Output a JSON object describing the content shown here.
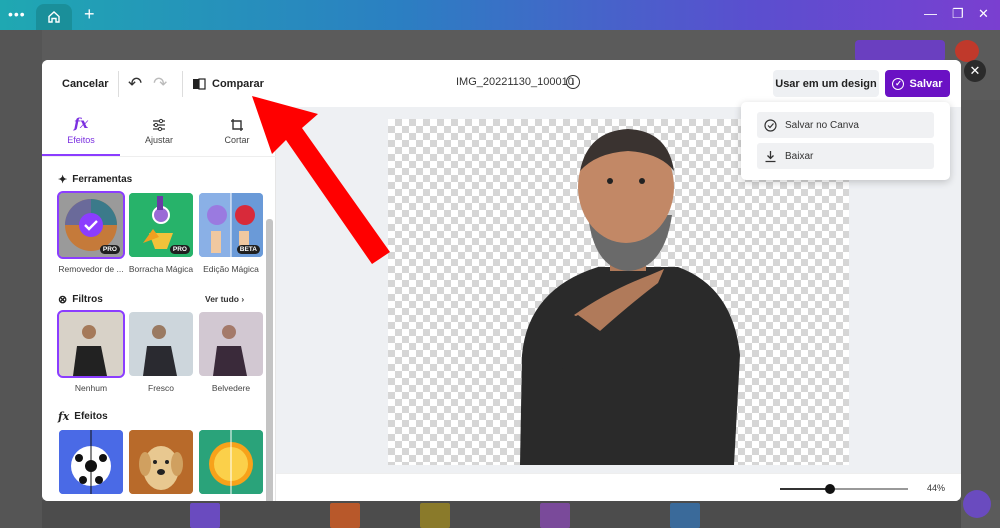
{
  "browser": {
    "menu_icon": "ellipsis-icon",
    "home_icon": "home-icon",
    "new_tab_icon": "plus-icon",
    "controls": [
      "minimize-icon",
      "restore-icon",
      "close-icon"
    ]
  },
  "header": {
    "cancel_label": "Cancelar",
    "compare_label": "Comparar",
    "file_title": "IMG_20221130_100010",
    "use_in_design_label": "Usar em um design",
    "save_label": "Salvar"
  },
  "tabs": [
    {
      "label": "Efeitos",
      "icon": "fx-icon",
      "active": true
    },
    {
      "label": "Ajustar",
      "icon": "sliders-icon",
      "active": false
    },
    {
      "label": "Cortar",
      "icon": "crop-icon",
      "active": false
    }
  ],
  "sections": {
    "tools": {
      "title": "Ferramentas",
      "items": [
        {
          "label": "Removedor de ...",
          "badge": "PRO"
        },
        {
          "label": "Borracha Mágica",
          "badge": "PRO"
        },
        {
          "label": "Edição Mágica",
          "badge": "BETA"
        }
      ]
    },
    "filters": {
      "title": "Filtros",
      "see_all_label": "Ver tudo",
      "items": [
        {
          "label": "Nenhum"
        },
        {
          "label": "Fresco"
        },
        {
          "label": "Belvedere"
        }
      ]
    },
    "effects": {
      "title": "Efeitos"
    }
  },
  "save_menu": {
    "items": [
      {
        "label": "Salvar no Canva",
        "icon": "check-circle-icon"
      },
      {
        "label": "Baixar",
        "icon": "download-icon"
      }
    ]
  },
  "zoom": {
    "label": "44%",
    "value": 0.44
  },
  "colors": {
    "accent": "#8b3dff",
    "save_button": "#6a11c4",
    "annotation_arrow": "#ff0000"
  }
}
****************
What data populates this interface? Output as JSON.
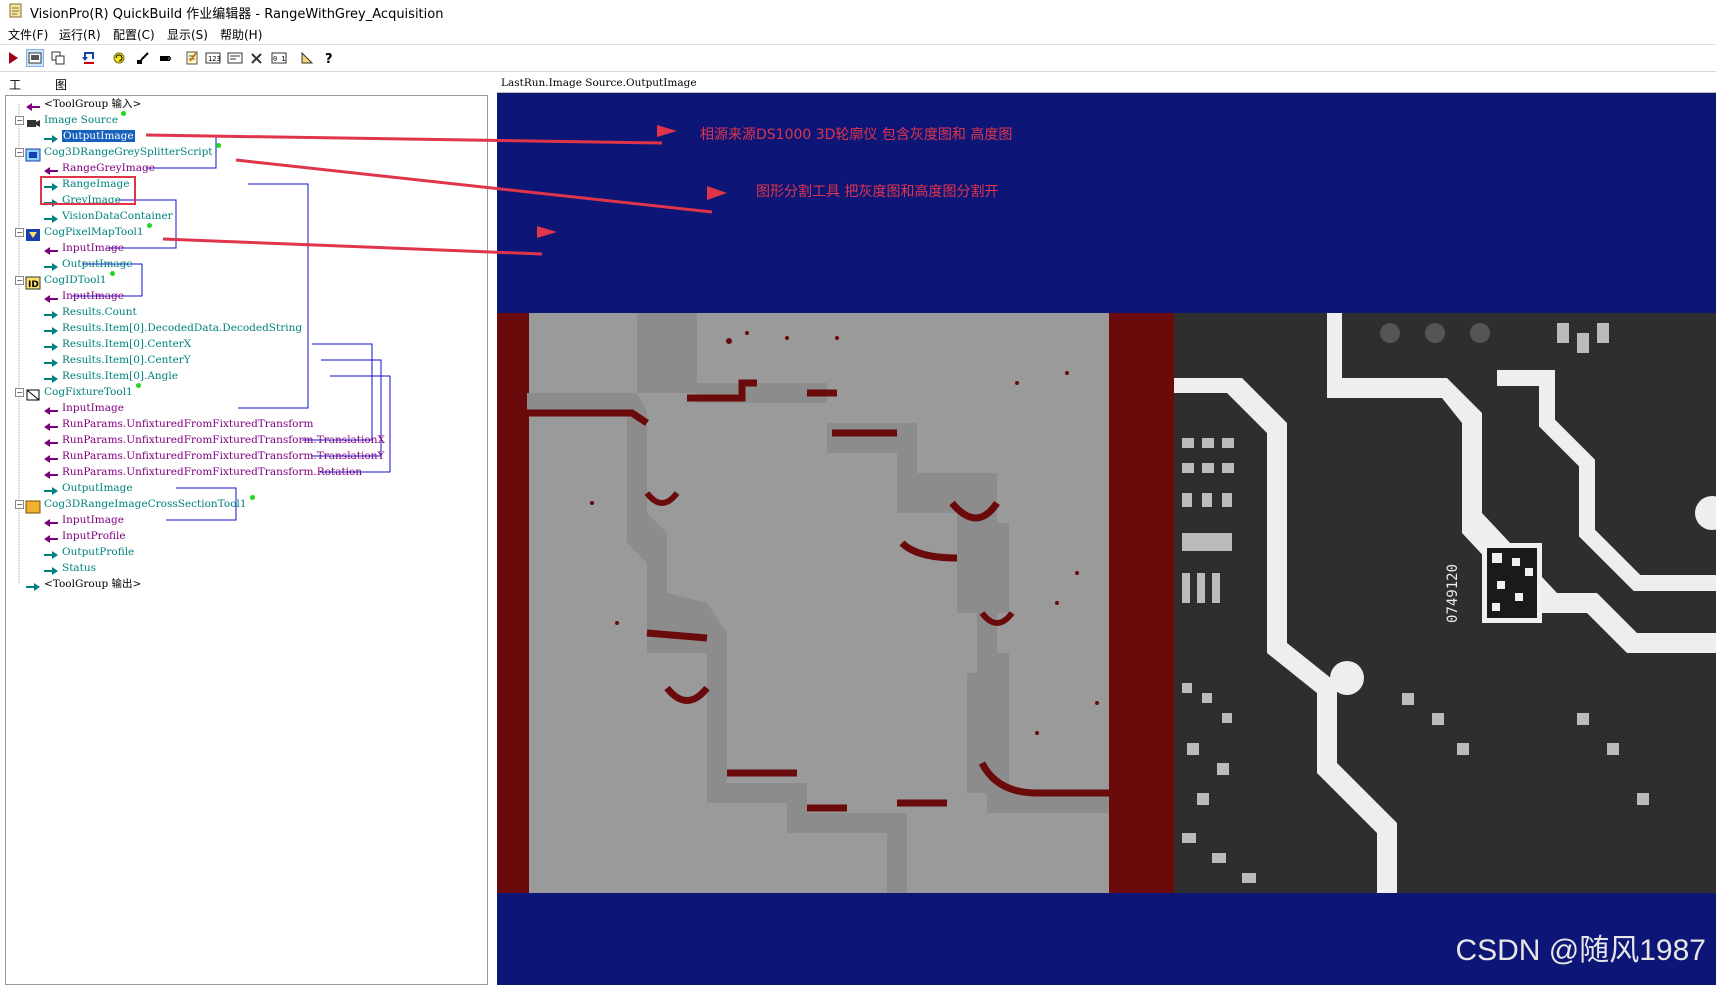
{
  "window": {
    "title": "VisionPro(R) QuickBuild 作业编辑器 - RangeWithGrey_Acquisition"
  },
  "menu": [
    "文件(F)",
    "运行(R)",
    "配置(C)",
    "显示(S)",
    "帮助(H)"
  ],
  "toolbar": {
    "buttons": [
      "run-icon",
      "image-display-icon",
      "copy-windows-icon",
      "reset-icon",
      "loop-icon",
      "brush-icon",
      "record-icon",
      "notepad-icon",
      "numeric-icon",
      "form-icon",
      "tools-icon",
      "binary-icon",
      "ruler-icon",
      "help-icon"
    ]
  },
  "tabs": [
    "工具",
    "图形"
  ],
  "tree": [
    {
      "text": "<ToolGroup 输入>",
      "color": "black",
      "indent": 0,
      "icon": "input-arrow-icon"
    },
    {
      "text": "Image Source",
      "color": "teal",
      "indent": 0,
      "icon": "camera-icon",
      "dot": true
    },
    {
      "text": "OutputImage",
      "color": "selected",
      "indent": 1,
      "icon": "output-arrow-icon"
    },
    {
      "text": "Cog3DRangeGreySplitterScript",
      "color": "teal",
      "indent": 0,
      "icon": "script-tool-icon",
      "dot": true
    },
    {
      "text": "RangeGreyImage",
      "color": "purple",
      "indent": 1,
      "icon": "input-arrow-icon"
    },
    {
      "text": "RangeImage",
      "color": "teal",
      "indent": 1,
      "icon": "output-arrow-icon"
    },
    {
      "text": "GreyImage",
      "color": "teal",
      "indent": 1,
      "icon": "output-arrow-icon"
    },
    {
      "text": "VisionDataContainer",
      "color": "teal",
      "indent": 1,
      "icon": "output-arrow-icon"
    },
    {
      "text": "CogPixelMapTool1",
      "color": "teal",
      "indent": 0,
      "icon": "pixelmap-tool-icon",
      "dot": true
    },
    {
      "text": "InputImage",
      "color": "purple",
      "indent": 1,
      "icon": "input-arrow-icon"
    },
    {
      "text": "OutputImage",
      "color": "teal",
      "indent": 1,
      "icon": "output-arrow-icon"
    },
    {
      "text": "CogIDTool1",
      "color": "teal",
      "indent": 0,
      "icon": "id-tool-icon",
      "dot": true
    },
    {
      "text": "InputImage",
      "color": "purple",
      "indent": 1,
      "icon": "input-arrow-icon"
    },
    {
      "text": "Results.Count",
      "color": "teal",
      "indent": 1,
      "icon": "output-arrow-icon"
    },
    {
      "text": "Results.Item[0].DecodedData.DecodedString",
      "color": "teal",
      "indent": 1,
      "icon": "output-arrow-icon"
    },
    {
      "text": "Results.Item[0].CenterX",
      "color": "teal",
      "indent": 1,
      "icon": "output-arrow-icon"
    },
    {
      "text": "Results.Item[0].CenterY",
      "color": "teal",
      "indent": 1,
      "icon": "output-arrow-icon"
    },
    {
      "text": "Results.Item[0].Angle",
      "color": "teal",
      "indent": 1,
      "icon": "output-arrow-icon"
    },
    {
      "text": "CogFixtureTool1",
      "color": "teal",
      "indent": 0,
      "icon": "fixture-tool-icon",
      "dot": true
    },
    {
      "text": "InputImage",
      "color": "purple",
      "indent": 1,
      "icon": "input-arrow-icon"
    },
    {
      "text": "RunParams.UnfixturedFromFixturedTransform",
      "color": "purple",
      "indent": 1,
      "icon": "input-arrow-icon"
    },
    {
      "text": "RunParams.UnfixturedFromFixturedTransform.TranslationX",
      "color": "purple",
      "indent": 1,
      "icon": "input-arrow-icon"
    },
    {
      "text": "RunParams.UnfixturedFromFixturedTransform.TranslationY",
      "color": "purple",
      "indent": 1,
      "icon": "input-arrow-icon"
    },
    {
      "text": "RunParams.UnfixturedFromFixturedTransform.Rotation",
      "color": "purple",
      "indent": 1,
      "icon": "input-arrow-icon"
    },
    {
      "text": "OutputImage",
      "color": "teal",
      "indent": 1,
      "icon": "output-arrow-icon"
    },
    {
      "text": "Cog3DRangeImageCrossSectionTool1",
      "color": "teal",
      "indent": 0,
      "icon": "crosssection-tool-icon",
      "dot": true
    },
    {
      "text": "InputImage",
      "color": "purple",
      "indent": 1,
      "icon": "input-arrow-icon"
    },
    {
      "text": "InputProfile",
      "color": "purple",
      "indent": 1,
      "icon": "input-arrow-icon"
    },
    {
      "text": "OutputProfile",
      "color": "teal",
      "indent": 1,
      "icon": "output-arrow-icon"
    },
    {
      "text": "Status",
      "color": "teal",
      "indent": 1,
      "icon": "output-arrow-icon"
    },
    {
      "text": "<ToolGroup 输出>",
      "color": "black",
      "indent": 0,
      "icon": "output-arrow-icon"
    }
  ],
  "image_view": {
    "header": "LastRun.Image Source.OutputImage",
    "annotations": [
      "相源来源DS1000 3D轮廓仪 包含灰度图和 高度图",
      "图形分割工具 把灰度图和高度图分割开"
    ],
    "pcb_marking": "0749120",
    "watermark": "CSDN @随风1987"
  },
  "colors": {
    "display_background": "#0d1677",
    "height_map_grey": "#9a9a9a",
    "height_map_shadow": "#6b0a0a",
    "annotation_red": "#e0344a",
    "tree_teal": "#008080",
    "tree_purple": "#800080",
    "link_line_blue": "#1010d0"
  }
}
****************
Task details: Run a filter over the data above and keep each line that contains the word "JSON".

Response box:
Output a JSON object describing the content shown here.
What data populates this interface? Output as JSON.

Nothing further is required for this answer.